**What is needed:** The listing that follows should be copied in full and exactly, with no pictures.

**Information:**

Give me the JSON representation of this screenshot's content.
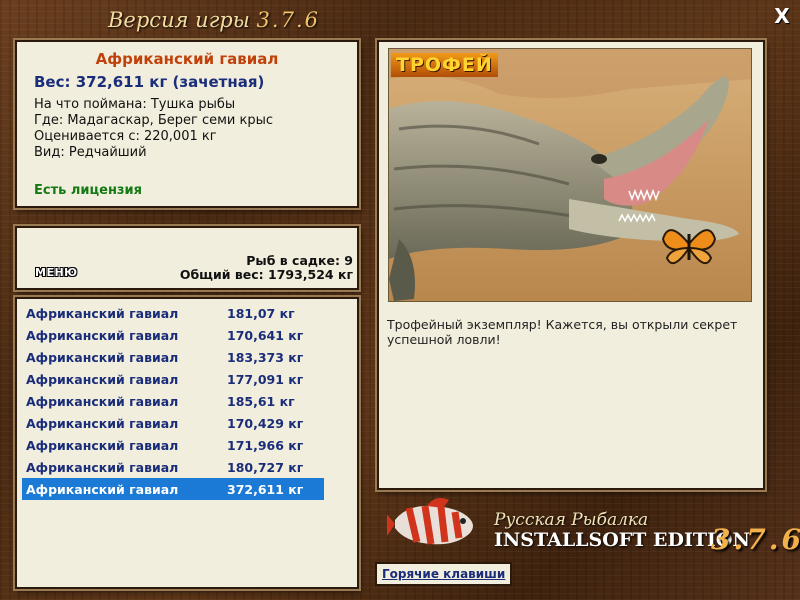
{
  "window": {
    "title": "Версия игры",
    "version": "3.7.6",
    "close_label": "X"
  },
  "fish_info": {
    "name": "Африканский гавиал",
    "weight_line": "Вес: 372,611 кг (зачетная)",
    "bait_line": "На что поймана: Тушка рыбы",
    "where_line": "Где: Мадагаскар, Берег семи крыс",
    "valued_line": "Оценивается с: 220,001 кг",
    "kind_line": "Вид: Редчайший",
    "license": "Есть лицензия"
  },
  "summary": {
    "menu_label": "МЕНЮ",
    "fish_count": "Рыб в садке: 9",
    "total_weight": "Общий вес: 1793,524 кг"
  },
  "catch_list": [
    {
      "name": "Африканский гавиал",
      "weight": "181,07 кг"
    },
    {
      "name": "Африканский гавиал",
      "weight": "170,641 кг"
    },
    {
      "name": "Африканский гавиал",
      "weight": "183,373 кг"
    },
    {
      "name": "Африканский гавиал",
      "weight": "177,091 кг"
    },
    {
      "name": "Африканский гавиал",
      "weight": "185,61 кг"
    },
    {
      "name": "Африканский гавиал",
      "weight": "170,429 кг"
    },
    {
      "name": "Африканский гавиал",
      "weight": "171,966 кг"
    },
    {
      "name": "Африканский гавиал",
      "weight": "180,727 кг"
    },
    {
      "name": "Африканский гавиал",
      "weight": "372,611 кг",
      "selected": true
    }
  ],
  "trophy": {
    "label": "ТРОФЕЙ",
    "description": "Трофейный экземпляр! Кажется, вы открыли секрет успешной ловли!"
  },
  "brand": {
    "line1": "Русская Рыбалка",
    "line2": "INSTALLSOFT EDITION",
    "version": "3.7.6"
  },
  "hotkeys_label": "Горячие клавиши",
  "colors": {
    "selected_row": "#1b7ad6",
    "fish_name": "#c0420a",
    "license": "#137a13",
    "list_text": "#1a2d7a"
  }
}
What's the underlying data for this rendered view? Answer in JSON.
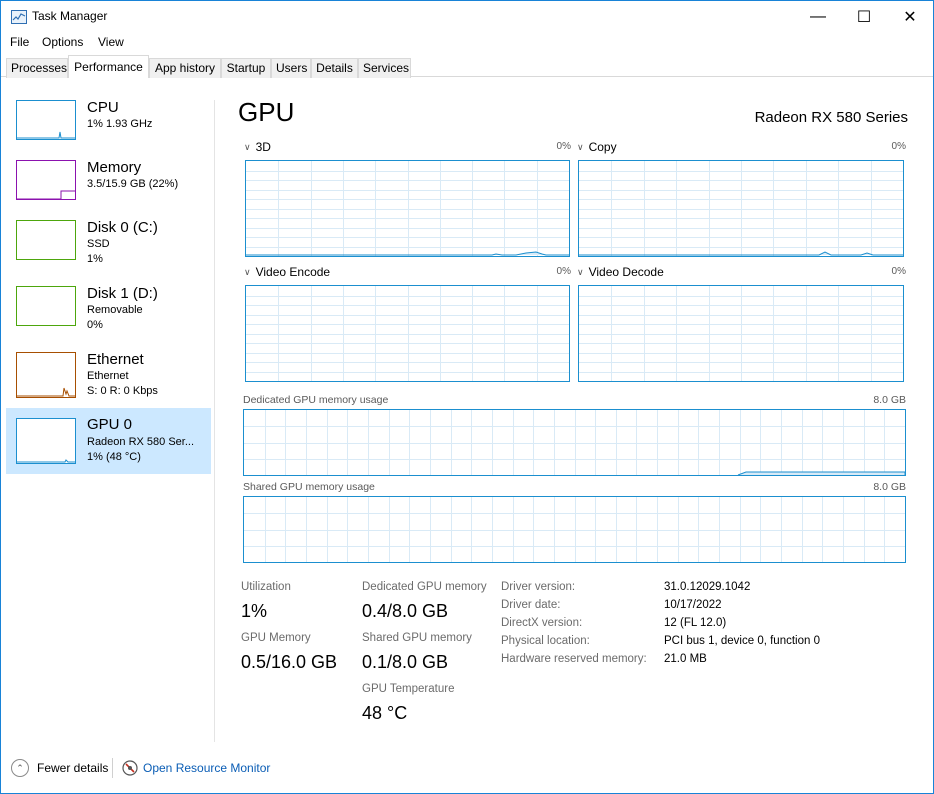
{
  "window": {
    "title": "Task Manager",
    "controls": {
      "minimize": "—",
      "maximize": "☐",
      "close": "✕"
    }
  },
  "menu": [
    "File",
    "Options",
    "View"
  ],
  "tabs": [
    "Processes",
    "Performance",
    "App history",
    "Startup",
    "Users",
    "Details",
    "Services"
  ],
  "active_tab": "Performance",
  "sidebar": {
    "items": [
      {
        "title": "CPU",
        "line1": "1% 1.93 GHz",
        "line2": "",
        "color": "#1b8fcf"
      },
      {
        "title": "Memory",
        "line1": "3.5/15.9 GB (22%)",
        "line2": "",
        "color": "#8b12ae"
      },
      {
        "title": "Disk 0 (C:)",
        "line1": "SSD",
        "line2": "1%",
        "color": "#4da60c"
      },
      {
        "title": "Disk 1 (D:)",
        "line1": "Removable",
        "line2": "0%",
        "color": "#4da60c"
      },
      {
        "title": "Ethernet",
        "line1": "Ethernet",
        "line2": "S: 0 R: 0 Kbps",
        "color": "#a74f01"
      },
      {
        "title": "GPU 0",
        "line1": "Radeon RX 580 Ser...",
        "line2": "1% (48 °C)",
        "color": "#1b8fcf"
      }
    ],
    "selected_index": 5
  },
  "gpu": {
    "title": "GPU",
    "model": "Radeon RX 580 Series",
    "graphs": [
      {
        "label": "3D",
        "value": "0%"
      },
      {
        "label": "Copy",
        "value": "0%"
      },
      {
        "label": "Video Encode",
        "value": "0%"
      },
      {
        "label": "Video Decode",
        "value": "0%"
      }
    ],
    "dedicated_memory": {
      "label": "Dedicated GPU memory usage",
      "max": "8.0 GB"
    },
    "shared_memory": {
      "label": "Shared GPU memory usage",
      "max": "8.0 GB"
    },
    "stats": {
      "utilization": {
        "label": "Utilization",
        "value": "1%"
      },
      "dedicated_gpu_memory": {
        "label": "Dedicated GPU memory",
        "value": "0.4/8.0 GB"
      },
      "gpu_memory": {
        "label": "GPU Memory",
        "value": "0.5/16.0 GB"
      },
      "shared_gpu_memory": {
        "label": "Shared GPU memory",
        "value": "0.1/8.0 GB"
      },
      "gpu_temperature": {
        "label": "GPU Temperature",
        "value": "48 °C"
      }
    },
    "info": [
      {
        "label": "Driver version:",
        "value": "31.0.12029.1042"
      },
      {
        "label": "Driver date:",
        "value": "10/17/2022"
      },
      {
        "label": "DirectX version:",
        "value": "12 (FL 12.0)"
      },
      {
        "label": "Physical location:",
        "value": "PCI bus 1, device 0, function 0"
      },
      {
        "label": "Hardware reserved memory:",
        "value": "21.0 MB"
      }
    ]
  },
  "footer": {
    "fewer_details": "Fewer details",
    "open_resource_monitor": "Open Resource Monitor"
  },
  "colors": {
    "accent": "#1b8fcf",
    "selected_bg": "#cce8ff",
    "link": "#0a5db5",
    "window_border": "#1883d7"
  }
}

**Answer to this task:**
Give me the JSON representation of this screenshot's content.
{
  "window": {
    "title": "Версия игры",
    "version": "3.7.6",
    "close_label": "X"
  },
  "fish_info": {
    "name": "Африканский гавиал",
    "weight_line": "Вес: 372,611 кг (зачетная)",
    "bait_line": "На что поймана: Тушка рыбы",
    "where_line": "Где: Мадагаскар, Берег семи крыс",
    "valued_line": "Оценивается с: 220,001 кг",
    "kind_line": "Вид: Редчайший",
    "license": "Есть лицензия"
  },
  "summary": {
    "menu_label": "МЕНЮ",
    "fish_count": "Рыб в садке: 9",
    "total_weight": "Общий вес: 1793,524 кг"
  },
  "catch_list": [
    {
      "name": "Африканский гавиал",
      "weight": "181,07 кг"
    },
    {
      "name": "Африканский гавиал",
      "weight": "170,641 кг"
    },
    {
      "name": "Африканский гавиал",
      "weight": "183,373 кг"
    },
    {
      "name": "Африканский гавиал",
      "weight": "177,091 кг"
    },
    {
      "name": "Африканский гавиал",
      "weight": "185,61 кг"
    },
    {
      "name": "Африканский гавиал",
      "weight": "170,429 кг"
    },
    {
      "name": "Африканский гавиал",
      "weight": "171,966 кг"
    },
    {
      "name": "Африканский гавиал",
      "weight": "180,727 кг"
    },
    {
      "name": "Африканский гавиал",
      "weight": "372,611 кг",
      "selected": true
    }
  ],
  "trophy": {
    "label": "ТРОФЕЙ",
    "description": "Трофейный экземпляр! Кажется, вы открыли секрет успешной ловли!"
  },
  "brand": {
    "line1": "Русская Рыбалка",
    "line2": "INSTALLSOFT EDITION",
    "version": "3.7.6"
  },
  "hotkeys_label": "Горячие клавиши",
  "colors": {
    "selected_row": "#1b7ad6",
    "fish_name": "#c0420a",
    "license": "#137a13",
    "list_text": "#1a2d7a"
  }
}
What's the underlying data for this rendered view? Answer in JSON.
{
  "window": {
    "title": "Task Manager",
    "controls": {
      "minimize": "—",
      "maximize": "☐",
      "close": "✕"
    }
  },
  "menu": [
    "File",
    "Options",
    "View"
  ],
  "tabs": [
    "Processes",
    "Performance",
    "App history",
    "Startup",
    "Users",
    "Details",
    "Services"
  ],
  "active_tab": "Performance",
  "sidebar": {
    "items": [
      {
        "title": "CPU",
        "line1": "1% 1.93 GHz",
        "line2": "",
        "color": "#1b8fcf"
      },
      {
        "title": "Memory",
        "line1": "3.5/15.9 GB (22%)",
        "line2": "",
        "color": "#8b12ae"
      },
      {
        "title": "Disk 0 (C:)",
        "line1": "SSD",
        "line2": "1%",
        "color": "#4da60c"
      },
      {
        "title": "Disk 1 (D:)",
        "line1": "Removable",
        "line2": "0%",
        "color": "#4da60c"
      },
      {
        "title": "Ethernet",
        "line1": "Ethernet",
        "line2": "S: 0 R: 0 Kbps",
        "color": "#a74f01"
      },
      {
        "title": "GPU 0",
        "line1": "Radeon RX 580 Ser...",
        "line2": "1% (48 °C)",
        "color": "#1b8fcf"
      }
    ],
    "selected_index": 5
  },
  "gpu": {
    "title": "GPU",
    "model": "Radeon RX 580 Series",
    "graphs": [
      {
        "label": "3D",
        "value": "0%"
      },
      {
        "label": "Copy",
        "value": "0%"
      },
      {
        "label": "Video Encode",
        "value": "0%"
      },
      {
        "label": "Video Decode",
        "value": "0%"
      }
    ],
    "dedicated_memory": {
      "label": "Dedicated GPU memory usage",
      "max": "8.0 GB"
    },
    "shared_memory": {
      "label": "Shared GPU memory usage",
      "max": "8.0 GB"
    },
    "stats": {
      "utilization": {
        "label": "Utilization",
        "value": "1%"
      },
      "dedicated_gpu_memory": {
        "label": "Dedicated GPU memory",
        "value": "0.4/8.0 GB"
      },
      "gpu_memory": {
        "label": "GPU Memory",
        "value": "0.5/16.0 GB"
      },
      "shared_gpu_memory": {
        "label": "Shared GPU memory",
        "value": "0.1/8.0 GB"
      },
      "gpu_temperature": {
        "label": "GPU Temperature",
        "value": "48 °C"
      }
    },
    "info": [
      {
        "label": "Driver version:",
        "value": "31.0.12029.1042"
      },
      {
        "label": "Driver date:",
        "value": "10/17/2022"
      },
      {
        "label": "DirectX version:",
        "value": "12 (FL 12.0)"
      },
      {
        "label": "Physical location:",
        "value": "PCI bus 1, device 0, function 0"
      },
      {
        "label": "Hardware reserved memory:",
        "value": "21.0 MB"
      }
    ]
  },
  "footer": {
    "fewer_details": "Fewer details",
    "open_resource_monitor": "Open Resource Monitor"
  },
  "colors": {
    "accent": "#1b8fcf",
    "selected_bg": "#cce8ff",
    "link": "#0a5db5",
    "window_border": "#1883d7"
  }
}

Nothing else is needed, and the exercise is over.